> Aim of the task
Please copy out each line of the entries in which "title" appears.

**** Provided data

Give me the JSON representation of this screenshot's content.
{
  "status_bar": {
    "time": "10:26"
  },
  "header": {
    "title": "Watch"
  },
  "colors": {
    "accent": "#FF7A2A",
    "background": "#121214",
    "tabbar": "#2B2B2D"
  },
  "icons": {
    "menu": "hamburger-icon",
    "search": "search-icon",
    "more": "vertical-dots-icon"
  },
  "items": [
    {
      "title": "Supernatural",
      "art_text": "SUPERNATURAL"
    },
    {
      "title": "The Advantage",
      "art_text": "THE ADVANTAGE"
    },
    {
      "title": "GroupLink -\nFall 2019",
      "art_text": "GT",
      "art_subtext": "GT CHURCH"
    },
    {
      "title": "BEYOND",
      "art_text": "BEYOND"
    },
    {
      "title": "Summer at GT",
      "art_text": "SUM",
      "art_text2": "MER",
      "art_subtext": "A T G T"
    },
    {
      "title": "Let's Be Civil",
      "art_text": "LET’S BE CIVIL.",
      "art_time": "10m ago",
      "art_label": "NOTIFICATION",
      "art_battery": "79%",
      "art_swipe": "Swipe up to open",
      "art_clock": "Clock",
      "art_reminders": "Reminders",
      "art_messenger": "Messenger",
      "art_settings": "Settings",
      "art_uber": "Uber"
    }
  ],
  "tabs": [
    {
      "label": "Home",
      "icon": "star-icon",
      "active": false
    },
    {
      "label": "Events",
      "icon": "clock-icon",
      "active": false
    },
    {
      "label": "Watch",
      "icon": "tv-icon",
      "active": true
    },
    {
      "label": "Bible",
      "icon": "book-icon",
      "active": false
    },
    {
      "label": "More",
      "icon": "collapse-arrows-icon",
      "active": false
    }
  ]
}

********

> Response to this task
    "title": "Watch"
      "title": "Supernatural",
      "title": "The Advantage",
      "title": "GroupLink -\nFall 2019",
      "title": "BEYOND",
      "title": "Summer at GT",
      "title": "Let's Be Civil",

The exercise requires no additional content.